## [What is needed]
Search the material below for lines containing the string "méchant", and copy every one you find.

## [Supplied records]

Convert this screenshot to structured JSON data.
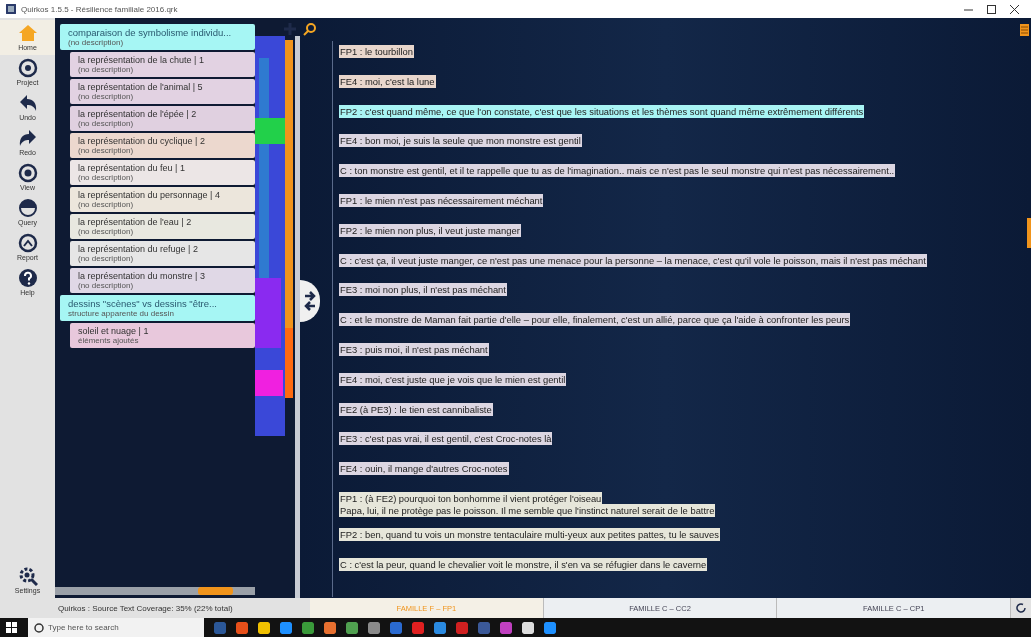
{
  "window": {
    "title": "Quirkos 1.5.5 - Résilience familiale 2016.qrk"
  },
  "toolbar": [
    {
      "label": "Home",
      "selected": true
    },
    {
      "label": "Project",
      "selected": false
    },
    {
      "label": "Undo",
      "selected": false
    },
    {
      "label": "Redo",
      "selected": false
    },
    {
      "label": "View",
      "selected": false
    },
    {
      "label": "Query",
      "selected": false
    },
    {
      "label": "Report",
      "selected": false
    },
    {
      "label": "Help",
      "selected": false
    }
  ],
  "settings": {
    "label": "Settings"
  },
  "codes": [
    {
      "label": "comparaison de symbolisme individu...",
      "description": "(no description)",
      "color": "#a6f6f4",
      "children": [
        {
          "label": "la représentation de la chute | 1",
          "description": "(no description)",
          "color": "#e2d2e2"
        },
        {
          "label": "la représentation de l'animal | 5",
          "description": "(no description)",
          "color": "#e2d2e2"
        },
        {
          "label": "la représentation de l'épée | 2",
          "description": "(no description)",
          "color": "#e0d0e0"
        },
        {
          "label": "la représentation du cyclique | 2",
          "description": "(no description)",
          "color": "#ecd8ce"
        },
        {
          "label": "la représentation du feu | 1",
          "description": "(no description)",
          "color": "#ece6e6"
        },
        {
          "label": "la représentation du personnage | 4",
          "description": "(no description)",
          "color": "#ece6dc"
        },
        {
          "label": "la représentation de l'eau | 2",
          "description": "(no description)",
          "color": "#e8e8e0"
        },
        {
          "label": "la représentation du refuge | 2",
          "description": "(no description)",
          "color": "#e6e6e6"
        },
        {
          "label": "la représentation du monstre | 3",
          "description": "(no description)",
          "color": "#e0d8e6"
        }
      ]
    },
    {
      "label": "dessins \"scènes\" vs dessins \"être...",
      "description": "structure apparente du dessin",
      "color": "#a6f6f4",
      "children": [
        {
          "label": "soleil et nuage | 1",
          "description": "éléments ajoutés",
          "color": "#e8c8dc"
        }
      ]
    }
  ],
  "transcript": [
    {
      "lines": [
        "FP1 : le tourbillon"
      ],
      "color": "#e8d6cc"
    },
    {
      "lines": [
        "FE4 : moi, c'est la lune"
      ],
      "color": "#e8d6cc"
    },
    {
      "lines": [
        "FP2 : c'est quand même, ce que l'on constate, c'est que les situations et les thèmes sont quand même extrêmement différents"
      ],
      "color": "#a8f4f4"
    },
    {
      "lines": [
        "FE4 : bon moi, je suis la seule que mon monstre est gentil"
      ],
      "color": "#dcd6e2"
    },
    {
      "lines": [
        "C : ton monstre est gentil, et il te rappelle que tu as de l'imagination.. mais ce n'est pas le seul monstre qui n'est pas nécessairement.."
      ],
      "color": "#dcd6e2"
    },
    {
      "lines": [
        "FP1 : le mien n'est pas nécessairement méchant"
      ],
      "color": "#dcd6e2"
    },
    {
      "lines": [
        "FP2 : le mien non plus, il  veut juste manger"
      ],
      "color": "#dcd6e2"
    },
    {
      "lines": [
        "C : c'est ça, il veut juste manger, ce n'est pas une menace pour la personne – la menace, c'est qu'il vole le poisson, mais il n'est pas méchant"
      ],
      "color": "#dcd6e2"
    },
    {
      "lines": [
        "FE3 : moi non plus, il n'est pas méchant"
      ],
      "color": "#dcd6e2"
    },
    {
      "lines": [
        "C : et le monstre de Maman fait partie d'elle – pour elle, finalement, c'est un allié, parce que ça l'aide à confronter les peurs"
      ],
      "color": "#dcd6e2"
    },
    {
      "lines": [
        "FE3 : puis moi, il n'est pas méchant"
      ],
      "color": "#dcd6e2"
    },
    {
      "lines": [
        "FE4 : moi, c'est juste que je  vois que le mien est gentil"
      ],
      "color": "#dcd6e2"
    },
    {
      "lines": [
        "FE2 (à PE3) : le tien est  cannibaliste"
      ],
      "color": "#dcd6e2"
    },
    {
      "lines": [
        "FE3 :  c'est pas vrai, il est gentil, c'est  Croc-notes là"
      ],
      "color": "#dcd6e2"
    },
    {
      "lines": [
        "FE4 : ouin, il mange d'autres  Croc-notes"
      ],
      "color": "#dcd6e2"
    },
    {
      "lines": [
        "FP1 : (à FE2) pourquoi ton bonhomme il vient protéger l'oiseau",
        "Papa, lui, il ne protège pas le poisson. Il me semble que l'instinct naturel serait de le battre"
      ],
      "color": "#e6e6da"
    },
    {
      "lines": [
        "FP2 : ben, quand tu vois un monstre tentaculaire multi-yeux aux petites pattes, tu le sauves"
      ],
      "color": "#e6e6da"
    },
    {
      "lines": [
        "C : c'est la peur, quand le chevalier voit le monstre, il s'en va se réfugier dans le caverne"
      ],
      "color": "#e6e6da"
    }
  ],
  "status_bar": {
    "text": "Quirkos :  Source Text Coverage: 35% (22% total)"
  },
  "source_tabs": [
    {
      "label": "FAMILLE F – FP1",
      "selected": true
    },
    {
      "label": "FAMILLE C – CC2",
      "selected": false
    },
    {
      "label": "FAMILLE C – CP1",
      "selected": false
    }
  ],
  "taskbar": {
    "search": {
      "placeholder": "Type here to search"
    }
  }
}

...

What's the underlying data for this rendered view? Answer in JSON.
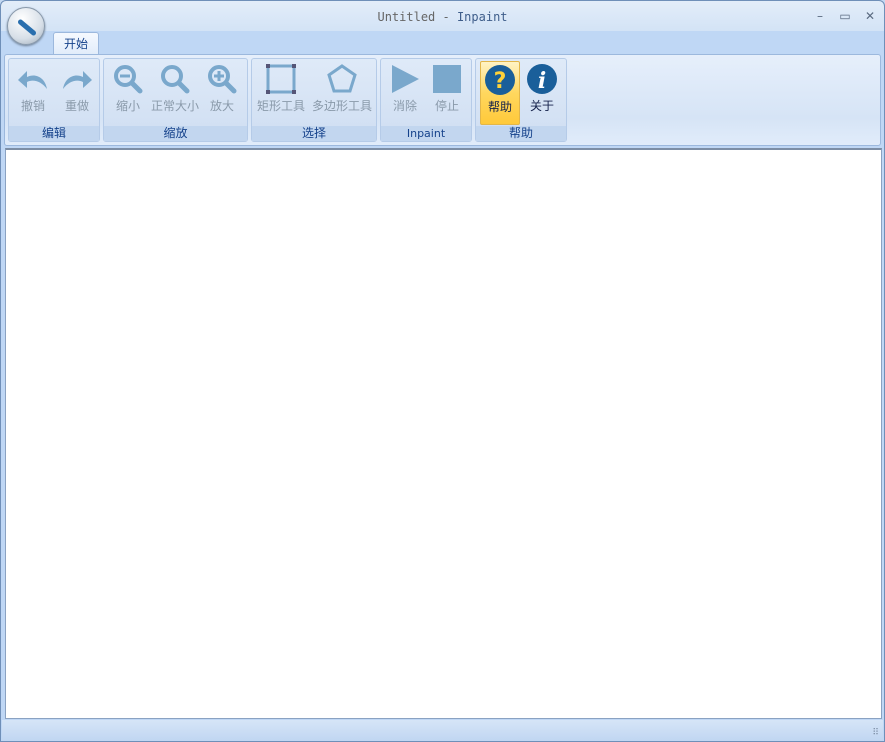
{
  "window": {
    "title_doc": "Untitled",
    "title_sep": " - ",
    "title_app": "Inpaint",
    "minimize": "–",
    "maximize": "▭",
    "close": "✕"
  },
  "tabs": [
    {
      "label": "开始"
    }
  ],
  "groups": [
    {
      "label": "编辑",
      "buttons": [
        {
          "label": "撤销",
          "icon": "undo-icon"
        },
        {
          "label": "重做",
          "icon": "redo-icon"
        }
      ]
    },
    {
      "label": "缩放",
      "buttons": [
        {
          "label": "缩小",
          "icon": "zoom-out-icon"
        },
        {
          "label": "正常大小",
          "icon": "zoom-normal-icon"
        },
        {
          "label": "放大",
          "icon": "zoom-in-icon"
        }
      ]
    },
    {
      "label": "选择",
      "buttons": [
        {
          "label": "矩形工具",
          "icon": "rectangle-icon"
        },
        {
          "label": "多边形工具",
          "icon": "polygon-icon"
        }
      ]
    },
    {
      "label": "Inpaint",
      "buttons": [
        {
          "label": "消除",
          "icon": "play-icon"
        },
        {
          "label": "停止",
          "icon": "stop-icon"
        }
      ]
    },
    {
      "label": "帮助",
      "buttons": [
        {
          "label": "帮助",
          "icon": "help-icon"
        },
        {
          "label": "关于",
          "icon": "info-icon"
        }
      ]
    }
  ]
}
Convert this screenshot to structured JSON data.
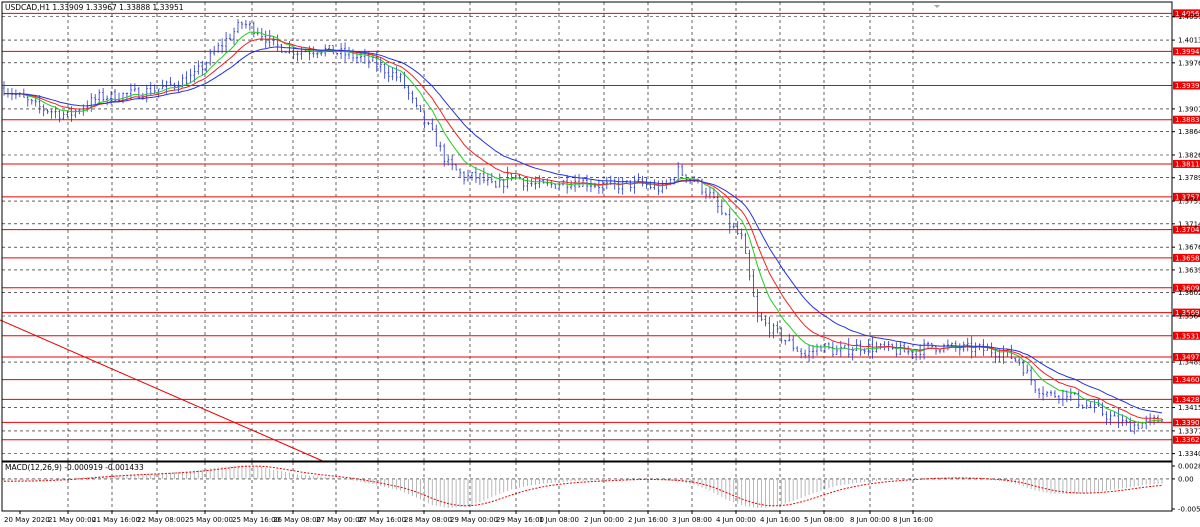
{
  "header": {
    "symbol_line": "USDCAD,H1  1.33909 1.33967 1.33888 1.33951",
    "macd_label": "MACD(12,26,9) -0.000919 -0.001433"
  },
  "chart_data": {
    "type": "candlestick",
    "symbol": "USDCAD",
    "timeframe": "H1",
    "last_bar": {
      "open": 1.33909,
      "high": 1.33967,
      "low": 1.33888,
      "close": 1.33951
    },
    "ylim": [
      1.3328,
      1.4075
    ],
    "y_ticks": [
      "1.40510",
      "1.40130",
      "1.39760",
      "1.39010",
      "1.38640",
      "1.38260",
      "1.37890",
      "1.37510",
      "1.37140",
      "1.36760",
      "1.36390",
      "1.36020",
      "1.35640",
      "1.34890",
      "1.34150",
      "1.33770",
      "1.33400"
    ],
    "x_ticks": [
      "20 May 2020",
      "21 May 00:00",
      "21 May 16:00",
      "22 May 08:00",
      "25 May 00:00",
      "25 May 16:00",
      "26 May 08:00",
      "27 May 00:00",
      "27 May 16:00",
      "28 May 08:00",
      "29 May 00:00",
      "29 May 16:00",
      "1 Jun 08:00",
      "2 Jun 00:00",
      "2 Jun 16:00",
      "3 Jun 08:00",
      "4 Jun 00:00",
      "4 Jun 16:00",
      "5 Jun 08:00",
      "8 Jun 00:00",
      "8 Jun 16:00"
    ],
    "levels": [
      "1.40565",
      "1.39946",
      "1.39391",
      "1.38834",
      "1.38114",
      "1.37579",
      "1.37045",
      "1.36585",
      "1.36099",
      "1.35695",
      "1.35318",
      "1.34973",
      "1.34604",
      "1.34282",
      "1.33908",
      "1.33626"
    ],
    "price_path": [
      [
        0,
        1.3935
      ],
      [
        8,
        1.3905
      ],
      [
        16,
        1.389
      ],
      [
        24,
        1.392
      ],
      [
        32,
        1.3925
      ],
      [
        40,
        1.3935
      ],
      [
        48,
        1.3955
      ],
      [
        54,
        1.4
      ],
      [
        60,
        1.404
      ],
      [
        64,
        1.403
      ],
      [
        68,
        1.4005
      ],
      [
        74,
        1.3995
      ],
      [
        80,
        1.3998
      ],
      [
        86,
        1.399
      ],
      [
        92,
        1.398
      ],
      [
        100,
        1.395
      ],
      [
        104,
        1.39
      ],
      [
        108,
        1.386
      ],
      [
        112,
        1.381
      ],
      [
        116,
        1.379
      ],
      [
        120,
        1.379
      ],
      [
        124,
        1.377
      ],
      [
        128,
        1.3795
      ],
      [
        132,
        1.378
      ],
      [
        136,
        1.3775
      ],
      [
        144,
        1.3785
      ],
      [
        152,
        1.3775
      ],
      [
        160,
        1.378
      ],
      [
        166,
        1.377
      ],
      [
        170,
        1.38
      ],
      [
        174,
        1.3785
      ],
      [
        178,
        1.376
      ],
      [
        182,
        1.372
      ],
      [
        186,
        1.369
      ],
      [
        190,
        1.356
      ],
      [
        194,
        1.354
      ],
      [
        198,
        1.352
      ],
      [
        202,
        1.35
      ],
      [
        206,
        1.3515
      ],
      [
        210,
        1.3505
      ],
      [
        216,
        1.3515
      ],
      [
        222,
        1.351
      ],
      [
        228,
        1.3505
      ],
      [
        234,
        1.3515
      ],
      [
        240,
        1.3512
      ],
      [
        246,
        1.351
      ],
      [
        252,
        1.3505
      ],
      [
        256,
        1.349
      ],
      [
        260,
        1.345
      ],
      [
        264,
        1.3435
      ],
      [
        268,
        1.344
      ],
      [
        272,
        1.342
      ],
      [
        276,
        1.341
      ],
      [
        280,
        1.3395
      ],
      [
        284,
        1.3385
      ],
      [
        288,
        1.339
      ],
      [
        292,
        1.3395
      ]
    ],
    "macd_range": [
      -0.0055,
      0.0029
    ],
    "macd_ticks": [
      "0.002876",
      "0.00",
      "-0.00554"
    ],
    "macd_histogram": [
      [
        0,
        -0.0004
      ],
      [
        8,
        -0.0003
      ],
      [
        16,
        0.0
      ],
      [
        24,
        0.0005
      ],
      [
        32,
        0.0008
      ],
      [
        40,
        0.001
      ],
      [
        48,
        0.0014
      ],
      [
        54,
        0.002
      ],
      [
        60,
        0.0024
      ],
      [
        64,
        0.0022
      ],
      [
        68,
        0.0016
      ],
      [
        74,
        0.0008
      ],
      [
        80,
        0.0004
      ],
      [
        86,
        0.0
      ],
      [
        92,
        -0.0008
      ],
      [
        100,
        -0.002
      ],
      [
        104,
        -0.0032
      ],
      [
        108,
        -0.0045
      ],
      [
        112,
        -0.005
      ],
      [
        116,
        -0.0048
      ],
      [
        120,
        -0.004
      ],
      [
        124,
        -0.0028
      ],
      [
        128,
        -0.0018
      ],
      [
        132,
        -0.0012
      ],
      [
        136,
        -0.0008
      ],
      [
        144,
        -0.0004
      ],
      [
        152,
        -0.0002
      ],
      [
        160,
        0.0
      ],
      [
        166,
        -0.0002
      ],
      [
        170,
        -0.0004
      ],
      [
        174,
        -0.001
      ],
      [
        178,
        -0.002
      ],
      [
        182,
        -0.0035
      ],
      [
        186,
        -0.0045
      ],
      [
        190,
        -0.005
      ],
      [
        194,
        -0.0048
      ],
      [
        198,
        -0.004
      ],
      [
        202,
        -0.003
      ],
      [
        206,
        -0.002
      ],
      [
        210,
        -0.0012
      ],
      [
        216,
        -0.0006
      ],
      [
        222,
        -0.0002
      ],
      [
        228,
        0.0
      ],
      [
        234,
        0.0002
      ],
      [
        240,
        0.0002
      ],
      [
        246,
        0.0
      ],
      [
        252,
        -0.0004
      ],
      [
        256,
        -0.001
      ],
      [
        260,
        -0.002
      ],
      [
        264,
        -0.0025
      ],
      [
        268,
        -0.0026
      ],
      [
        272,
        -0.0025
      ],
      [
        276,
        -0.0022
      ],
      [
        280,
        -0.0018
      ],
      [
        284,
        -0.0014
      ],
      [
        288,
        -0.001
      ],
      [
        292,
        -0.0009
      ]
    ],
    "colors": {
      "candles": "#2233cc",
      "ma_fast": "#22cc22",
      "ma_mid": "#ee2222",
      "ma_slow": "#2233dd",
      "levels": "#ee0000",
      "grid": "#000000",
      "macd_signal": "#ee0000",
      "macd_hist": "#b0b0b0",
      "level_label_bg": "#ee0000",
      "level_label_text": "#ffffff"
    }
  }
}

## [Your solution]
        "FP1 : le mien n'est pas nécessairement méchant"
        "C : c'est ça, il veut juste manger, ce n'est pas une menace pour la personne – la menace, c'est qu'il vole le poisson, mais il n'est pas méchant"
        "FE3 : moi non plus, il n'est pas méchant"
        "FE3 : puis moi, il n'est pas méchant"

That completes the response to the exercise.